Jane Austen All-Occasion Cards
British artist Amanda White has produced a series of notecards and holiday cards featuring her cut paper collages of historic houses of writers and poets. On the back of each card is printed a brief essay relating the dates the author lived in the house, what works were created there, and other information about the location, including what he or she loved about the setting and how it inspired creativity. The entire descriptions from the back of each card can be read below.
Chawton Cottage Caller
This homely building, Chawton Cottage in the village of Chawton in Hampshire, was the home of Jane Austen from 1809 until shortly before her death. It was here she honed her craft and, with the help of her brother Henry, became a published author. She began and completed Mansfield Park, Emma and Persuasion in Chawton Cottage. With no room of her own in which to write, Jane would settle at a tiny table near the front door writing upon “small sheets of paper which could easily be put away or covered with a piece of blotting paper” should a visitor call.
Jane and Cassandra Austen Tending their Steventon Garden
Steventon Rectory was the Austen family home for the first twenty-five years of Jane Austen’s life. It was here she wrote the first drafts of Sense and Sensibility, Pride and Prejudice and Northanger Abbey. In 1801 Jane and her sister Cassandra reluctantly took leave of their childhood home when their parents decided to retire to Bath. The house has long since vanished, demolished in 1824 by Jane’s brother Edward after a devastating flood in the area. Nothing now remans but a water pump in what is now a meadow — and tantalizing descriptions of its formal garden, carriage sweep and strawberry beds.
Summer’s Evening, Chawton Cottage Garden
Chawton Cottage was the home of Jane Austen for the last eight years of her life, from 1809 to 1817. After several unsettled years during which Jane had lived in lodgings with her family and confined her writing to her witty letters, the peace and quiet of rural life resulted in an outpouring of creativity. It was here she wrote Mansfield Park, Emma and Persuasion and revised Sense and Sensibility, Pride and Prejudice, and Northanger Abbey. She famously wrote in the mornings at a small, discreet table in the dining parlour of Chawton Cottage. But it isn’t difficult to imagine that, given her love of the garden, she would have sat outside writing and revising on warm summer evenings.
4, Sydney Place
Between 1801 and 1806 the novelist Jane Austen resided in Bath with her parents and her sister Cassandra. The move from their home in Hampshire came after their father, the Reverend George Austen, and mother, Elizabeth, decided to retire to the fashionable spa town. Three of those years were spent at this elegant newly built terraced house in Sydney Place. It was situated opposite Sydney Gardens, a leafy pleasure park with a maze, concerts and regular firework displays. It must have provided Jane and Cassandra with plenty to watch from the windows of the first-floor drawing room which commanded a fine view over the gardens.

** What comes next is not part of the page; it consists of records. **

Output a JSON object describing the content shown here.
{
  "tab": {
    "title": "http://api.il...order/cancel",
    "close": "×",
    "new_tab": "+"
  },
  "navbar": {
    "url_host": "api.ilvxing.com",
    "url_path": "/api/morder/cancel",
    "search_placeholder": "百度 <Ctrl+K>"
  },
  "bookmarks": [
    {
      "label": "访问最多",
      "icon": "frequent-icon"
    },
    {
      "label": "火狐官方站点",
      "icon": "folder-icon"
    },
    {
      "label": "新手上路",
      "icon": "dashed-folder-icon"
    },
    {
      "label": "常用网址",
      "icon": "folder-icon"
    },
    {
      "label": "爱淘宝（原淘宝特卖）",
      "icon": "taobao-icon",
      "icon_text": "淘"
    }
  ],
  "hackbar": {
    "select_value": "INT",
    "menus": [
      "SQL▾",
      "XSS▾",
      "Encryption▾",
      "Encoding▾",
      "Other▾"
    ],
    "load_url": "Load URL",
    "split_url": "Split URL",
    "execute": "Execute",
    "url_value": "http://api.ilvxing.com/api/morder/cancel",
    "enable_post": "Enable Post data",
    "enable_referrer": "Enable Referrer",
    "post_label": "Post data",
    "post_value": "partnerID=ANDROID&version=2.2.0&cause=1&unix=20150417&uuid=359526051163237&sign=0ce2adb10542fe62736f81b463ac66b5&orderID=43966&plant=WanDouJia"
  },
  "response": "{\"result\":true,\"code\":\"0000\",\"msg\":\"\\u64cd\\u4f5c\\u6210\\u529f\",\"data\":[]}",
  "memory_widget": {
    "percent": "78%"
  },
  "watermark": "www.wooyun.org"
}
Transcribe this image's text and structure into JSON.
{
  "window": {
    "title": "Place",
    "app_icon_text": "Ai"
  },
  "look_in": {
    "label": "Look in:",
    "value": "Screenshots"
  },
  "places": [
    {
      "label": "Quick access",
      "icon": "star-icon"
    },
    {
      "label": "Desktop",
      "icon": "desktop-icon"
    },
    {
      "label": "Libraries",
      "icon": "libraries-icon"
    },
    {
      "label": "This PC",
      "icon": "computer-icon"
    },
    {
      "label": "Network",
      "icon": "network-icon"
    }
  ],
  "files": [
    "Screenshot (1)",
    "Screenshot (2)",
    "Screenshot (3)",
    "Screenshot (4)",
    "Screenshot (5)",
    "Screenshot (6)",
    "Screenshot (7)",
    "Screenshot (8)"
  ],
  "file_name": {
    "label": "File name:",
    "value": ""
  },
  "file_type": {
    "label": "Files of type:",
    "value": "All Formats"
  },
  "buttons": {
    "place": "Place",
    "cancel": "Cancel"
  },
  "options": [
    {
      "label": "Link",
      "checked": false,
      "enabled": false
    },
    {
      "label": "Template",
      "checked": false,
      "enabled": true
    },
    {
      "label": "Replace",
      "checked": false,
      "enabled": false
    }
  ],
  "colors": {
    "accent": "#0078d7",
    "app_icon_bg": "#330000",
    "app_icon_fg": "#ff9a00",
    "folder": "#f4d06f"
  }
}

Artist’s note: “I love: folk art and history, Staffordshire pottery, old textiles and plates, gardens, broadsheet woodcuts, Blake, Douanier Rousseau, Kahlo, Alfred Wallis, Ravilious, Bawden, the Romantic movement, browsing in books, mooching in museums, Sussex, old buildings, cats, the sea... Exhibitions include group and solo shows in the UK, Spain and New York.”
Pack of 8 cards with envelopes, two each of four designs, blank inside; 5” x 7”